After a long period of absence from the scientific literature, experimental studies involving psychedelic substances are reappearing. High profile research teams are publishing findings in top journals showing that psychedelics can be used to better understand cognition, perception, neurobiology, psychopathology and wellbeing. In parallel there has been increasing interest in these substances from the general public. One topic of growing interest in online substance use communities is the phenomenon of “microdosing”. Microdosing refers to consumption of an extremely low dose of a psychedelic substance, most typically LSD or psilocybin. Due to the very low dose users do not usually report the marked cognitive and perceptual alterations that typically characterise psychedelic experiences, rather immediate effects are reported to be very subtle and sometimes barely noticeable. Despite this users make a wide variety of claims for the benefits of microdosing with various substances. Are the claims justified or are microdosers’ experiences shaped by their beliefs and expectations about these substances?

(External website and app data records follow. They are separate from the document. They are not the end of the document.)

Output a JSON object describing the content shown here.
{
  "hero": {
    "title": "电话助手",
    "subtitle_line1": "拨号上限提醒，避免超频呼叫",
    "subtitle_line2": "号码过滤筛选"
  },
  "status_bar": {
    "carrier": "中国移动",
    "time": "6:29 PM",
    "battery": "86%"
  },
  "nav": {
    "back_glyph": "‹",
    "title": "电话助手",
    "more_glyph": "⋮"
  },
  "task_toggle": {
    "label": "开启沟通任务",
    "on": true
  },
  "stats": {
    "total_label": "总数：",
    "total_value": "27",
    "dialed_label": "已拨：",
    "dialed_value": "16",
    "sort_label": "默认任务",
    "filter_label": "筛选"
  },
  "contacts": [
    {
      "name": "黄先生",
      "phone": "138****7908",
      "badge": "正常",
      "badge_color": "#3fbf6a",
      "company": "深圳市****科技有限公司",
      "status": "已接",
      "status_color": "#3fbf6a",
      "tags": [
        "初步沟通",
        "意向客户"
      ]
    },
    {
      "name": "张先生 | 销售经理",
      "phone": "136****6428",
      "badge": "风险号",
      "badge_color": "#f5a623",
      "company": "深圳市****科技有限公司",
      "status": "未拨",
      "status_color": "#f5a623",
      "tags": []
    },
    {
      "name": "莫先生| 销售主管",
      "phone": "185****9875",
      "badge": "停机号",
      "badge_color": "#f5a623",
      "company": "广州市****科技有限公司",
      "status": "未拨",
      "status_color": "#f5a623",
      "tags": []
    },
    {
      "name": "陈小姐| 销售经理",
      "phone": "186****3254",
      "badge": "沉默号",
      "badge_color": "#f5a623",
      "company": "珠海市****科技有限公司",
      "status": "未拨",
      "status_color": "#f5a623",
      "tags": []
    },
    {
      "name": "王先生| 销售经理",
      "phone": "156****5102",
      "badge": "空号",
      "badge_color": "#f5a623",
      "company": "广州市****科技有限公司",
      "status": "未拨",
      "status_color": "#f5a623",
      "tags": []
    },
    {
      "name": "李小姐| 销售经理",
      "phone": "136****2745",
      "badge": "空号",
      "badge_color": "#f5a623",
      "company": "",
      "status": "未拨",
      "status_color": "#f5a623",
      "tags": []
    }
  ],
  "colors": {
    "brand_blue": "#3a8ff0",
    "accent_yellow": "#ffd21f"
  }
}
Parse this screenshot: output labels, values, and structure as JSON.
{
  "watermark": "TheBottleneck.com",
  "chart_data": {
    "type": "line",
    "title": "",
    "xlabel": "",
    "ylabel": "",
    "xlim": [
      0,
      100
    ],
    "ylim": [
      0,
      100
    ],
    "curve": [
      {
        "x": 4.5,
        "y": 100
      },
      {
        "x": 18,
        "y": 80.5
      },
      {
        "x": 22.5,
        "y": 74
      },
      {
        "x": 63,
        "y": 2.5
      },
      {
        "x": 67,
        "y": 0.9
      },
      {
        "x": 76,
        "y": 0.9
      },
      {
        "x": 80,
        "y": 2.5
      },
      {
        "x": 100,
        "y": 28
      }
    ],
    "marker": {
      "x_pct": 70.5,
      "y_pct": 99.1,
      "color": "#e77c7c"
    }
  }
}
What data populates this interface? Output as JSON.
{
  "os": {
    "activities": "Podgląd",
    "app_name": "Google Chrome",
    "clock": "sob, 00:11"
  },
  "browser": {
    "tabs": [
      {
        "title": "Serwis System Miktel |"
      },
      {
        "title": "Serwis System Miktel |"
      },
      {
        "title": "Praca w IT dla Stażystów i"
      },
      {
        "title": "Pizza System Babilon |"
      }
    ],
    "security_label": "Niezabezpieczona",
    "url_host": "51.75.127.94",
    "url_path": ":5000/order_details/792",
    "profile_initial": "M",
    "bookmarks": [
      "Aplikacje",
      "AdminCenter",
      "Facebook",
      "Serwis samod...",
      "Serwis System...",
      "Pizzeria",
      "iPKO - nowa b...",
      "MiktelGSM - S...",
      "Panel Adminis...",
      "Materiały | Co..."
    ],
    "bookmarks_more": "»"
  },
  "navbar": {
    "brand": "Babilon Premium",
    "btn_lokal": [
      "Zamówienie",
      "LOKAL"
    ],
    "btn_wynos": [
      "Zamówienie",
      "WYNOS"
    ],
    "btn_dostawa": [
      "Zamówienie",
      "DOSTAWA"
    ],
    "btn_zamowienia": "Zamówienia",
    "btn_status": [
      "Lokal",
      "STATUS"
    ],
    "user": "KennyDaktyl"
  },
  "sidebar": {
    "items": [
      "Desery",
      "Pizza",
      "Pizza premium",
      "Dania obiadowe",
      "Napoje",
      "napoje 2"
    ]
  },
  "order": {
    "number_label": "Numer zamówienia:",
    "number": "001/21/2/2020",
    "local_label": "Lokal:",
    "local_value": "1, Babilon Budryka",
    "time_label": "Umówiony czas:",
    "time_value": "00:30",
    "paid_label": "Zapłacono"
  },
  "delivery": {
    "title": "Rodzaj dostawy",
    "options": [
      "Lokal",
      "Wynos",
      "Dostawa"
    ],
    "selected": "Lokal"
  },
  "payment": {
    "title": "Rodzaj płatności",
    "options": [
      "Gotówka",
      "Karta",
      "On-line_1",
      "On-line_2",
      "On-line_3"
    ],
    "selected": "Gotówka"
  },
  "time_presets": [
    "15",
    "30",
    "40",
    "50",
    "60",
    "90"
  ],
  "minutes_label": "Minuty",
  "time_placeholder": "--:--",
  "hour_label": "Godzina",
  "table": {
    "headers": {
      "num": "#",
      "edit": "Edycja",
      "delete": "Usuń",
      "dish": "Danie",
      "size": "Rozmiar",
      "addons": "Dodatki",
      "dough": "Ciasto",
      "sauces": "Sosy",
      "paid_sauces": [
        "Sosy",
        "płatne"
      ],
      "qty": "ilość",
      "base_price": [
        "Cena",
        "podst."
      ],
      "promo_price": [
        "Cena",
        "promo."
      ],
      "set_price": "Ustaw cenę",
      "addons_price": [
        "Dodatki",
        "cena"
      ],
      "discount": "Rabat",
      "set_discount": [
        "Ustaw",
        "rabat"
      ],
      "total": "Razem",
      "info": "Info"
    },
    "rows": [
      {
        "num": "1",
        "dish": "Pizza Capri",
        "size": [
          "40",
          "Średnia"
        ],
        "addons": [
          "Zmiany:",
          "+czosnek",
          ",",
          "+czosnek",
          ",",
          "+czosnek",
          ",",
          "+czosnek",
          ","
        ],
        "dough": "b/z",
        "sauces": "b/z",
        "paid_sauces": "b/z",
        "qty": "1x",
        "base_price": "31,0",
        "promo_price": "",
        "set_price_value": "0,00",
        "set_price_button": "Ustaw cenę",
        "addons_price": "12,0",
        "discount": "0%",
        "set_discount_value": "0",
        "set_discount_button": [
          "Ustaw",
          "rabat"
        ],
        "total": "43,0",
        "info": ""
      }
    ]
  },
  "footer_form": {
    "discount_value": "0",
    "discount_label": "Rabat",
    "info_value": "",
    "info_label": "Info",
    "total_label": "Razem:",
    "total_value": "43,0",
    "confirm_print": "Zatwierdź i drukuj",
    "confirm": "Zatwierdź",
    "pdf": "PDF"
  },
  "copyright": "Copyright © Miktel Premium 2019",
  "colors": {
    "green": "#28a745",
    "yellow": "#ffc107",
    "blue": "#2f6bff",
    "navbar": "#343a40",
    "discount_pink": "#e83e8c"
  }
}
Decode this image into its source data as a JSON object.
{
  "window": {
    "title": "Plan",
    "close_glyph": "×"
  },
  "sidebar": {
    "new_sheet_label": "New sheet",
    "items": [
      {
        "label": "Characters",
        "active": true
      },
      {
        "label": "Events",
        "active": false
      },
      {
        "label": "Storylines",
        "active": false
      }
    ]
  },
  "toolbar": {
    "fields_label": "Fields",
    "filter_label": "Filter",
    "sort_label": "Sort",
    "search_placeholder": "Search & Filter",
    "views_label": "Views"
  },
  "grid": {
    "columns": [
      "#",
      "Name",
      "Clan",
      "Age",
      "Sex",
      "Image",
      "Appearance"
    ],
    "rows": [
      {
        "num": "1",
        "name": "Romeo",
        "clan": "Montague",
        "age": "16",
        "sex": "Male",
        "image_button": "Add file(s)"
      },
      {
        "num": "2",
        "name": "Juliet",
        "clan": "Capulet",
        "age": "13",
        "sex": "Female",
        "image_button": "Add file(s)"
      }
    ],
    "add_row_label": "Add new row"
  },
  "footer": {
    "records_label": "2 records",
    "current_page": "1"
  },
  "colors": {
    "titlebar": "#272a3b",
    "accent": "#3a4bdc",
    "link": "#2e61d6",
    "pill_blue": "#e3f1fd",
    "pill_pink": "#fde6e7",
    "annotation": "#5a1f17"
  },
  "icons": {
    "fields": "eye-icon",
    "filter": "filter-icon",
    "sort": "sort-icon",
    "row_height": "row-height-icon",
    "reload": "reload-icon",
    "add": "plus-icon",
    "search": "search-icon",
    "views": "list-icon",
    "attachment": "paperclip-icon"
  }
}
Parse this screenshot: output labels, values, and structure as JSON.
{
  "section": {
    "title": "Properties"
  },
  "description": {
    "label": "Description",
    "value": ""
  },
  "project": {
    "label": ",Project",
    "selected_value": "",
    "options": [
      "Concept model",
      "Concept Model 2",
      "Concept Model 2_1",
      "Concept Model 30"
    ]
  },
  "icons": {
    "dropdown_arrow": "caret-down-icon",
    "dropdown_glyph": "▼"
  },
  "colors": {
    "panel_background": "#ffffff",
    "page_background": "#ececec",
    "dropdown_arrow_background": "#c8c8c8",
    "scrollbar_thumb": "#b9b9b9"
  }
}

I will present results of a systematic observational study showing the immediate and long term effects of microdosing, and compare the reports of genuine microdosers with individuals’ expectations about the outcomes of this practice..
This talk was part of the symposium Beliefs Beyond Rationality with Stephanie Howarth (Macquarie) and Colin Klein (ANU).